Format

Send to:

Choose Destination
See comment in PubMed Commons below
J Urol. 1998 Jan;159(1):191-4.

Morbidity of the evaluation of the lower urinary tract with transurethral multichannel pressure-flow studies.

Author information

  • 1Department of Urology, University of Vienna, Austria.

Abstract

PURPOSE:

The aim of this prospective study was to determine morbidity and complication rate of invasive urodynamic evaluation of the lower urinary tract after transurethral multichannel pressure-flow studies.

MATERIALS AND METHODS:

The study included 63 men with the clinical diagnosis of benign prostatic hyperplasia and 56 women with stress urinary incontinence. All patients underwent routine pressure-flow study as part of the urodynamic evaluation. A week later the patients returned for followup which also included a detailed interview on post-evaluation morbidity.

RESULTS:

The overall complication rate, including urinary retention, gross hematuria, urinary tract infection and fever, was 19.0% (12 of 63) for men and 1.8% (1 of 56) for women. In men there was no statistically significant correlation between post-void residual urine or age and complication rate (p > 0.05). Of the men 4.8% experienced post-investigational urinary retention and all of them had significant bladder outflow obstruction. In addition, obstructed men reported a higher incidence of dysuria and pain (76.2%, 32 of 42) compared to those without obstruction (57.1%, 12 of 21), whereas only 53.6% of women reported these complaints. Of the 63 men 4 (6.2%) had significant urinary tract infections, while only 1 woman (1.8%) had infections.

CONCLUSIONS:

Invasive urodynamic investigation is associated with a considerable rate of complications and morbidity, particularly in men with infravesical obstruction. These facts must be considered and discussed with the patient before urodynamic testing.

PMID:
9400470
[PubMed - indexed for MEDLINE]
PubMed Commons home

PubMed Commons

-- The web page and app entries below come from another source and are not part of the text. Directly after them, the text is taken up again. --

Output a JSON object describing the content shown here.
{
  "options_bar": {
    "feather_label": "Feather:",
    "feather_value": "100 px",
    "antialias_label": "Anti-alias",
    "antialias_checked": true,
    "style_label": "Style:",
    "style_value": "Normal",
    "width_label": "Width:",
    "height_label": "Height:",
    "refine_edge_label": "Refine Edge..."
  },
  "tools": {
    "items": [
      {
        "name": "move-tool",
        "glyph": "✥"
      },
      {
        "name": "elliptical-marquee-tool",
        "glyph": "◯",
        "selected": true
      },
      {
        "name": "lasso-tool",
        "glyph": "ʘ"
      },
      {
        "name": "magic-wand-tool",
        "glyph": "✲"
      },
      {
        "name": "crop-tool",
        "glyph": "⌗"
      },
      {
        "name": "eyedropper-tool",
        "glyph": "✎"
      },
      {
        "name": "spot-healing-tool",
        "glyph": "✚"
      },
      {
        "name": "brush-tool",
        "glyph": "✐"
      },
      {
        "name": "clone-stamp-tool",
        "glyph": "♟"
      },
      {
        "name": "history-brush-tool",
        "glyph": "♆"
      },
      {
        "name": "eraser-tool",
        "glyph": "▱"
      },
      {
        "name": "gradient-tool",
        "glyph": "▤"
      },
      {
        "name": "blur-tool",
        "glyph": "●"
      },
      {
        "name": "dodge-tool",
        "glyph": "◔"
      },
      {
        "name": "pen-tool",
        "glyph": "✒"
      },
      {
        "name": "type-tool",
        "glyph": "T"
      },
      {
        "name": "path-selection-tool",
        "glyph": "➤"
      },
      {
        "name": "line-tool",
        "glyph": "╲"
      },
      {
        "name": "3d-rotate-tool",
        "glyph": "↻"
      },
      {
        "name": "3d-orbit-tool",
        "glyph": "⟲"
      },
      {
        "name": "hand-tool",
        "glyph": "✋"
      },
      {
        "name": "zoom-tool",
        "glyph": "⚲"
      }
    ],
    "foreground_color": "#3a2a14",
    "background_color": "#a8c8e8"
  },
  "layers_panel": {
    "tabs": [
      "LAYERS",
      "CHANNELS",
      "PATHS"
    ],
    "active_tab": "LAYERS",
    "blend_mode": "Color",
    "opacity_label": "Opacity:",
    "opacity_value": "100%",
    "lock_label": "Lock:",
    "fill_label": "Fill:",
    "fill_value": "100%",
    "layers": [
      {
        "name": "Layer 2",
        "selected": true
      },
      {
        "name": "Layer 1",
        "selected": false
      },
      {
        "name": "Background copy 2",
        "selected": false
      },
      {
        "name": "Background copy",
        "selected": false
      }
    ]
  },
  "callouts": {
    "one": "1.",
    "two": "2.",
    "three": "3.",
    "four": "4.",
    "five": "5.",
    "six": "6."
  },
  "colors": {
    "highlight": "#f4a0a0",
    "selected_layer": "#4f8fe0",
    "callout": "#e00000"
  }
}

0 comments
How to join PubMed Commons

    Supplemental Content

    Full text links

    Icon for Elsevier Science
    Loading ...
    Write to the Help Desk